#### [Task requirements]
Whenever a line below includes the string "this", show it.

[Website and app data records]
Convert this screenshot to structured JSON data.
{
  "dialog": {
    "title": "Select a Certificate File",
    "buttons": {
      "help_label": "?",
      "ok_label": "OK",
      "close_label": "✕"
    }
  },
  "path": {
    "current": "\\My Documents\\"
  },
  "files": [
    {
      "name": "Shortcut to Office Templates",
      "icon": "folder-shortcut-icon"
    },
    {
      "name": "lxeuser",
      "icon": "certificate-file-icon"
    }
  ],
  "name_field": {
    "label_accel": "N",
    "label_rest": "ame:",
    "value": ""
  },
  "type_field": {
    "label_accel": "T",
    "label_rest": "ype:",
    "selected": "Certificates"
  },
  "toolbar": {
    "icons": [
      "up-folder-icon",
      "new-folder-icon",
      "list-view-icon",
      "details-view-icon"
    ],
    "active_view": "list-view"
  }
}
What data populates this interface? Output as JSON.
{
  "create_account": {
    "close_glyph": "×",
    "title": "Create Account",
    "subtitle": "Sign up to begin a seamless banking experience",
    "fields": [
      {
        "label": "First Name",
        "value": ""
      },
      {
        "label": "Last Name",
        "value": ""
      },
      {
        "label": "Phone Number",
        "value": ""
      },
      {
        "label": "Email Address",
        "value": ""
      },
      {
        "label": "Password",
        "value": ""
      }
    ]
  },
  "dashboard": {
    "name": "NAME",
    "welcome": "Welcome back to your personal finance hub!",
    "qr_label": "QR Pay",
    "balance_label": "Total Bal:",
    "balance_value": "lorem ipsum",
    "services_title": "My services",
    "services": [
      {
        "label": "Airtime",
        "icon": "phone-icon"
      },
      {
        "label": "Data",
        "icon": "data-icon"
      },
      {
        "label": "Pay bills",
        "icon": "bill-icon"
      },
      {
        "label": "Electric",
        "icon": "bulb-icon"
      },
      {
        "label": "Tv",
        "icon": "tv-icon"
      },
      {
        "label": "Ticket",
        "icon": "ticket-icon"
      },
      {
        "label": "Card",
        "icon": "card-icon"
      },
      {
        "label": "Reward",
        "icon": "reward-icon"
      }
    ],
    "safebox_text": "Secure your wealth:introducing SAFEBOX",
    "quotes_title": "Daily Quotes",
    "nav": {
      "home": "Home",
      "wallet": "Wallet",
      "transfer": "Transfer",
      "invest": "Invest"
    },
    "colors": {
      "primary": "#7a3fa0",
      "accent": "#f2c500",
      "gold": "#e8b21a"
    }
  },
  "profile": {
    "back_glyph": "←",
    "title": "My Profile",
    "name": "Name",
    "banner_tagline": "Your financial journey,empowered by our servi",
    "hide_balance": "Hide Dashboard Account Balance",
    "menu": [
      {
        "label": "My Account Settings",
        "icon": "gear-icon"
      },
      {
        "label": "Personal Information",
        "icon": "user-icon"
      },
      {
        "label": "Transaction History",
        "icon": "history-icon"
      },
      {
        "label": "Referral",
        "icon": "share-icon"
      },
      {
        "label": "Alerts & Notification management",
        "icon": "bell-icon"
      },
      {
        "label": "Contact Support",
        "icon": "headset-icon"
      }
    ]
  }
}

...

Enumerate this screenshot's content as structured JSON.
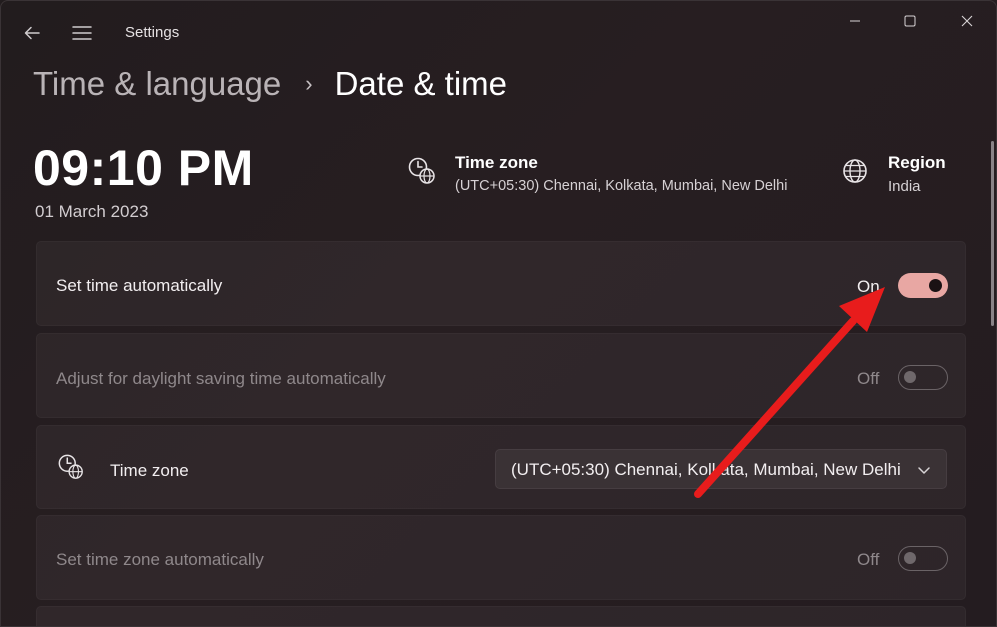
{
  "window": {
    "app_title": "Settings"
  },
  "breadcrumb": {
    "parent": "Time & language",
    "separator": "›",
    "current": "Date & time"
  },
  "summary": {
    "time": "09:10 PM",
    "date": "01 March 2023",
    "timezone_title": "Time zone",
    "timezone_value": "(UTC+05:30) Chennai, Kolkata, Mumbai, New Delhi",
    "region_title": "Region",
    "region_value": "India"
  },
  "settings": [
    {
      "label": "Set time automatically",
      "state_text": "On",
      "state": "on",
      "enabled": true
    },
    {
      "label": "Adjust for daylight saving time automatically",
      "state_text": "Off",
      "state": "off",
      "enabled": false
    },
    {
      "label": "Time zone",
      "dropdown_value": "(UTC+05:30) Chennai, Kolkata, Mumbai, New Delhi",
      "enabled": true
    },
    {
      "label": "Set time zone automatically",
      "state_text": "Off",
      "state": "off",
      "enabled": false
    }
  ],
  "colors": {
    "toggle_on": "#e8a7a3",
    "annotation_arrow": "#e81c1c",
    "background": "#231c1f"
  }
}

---

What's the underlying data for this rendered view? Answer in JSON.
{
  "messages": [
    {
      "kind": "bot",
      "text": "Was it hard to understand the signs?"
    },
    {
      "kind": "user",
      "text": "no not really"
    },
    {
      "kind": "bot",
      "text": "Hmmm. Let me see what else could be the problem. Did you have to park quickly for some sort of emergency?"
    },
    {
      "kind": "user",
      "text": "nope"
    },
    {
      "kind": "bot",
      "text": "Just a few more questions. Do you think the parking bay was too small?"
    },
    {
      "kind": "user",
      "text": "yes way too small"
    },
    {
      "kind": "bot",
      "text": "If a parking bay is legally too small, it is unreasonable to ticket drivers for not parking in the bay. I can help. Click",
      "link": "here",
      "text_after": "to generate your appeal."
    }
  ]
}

#### [Solution to the exercise]
Convert this screenshot to structured JSON data.
What data populates this interface? Output as JSON.
Enumerate this screenshot's content as structured JSON.
What's the underlying data for this rendered view? Answer in JSON.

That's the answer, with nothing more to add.